### Problem statement:
In full and word for word, copy the records that follow.

----- Given records

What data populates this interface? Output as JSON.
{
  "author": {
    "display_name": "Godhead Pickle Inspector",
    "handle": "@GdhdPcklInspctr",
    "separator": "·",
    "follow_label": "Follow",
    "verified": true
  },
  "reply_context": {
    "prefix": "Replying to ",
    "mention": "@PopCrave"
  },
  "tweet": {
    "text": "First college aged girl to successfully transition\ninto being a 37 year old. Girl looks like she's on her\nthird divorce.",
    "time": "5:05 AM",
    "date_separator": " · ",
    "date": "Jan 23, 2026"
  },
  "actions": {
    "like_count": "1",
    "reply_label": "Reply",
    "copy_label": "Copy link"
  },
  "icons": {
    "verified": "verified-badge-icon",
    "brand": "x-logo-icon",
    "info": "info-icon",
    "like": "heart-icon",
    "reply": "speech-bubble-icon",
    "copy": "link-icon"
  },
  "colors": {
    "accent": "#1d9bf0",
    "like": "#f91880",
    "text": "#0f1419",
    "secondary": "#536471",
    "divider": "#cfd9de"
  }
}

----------

### Exercise response:
What data populates this interface? Output as JSON.
{
  "author": {
    "display_name": "Godhead Pickle Inspector",
    "handle": "@GdhdPcklInspctr",
    "separator": "·",
    "follow_label": "Follow",
    "verified": true
  },
  "reply_context": {
    "prefix": "Replying to ",
    "mention": "@PopCrave"
  },
  "tweet": {
    "text": "First college aged girl to successfully transition\ninto being a 37 year old. Girl looks like she's on her\nthird divorce.",
    "time": "5:05 AM",
    "date_separator": " · ",
    "date": "Jan 23, 2026"
  },
  "actions": {
    "like_count": "1",
    "reply_label": "Reply",
    "copy_label": "Copy link"
  },
  "icons": {
    "verified": "verified-badge-icon",
    "brand": "x-logo-icon",
    "info": "info-icon",
    "like": "heart-icon",
    "reply": "speech-bubble-icon",
    "copy": "link-icon"
  },
  "colors": {
    "accent": "#1d9bf0",
    "like": "#f91880",
    "text": "#0f1419",
    "secondary": "#536471",
    "divider": "#cfd9de"
  }
}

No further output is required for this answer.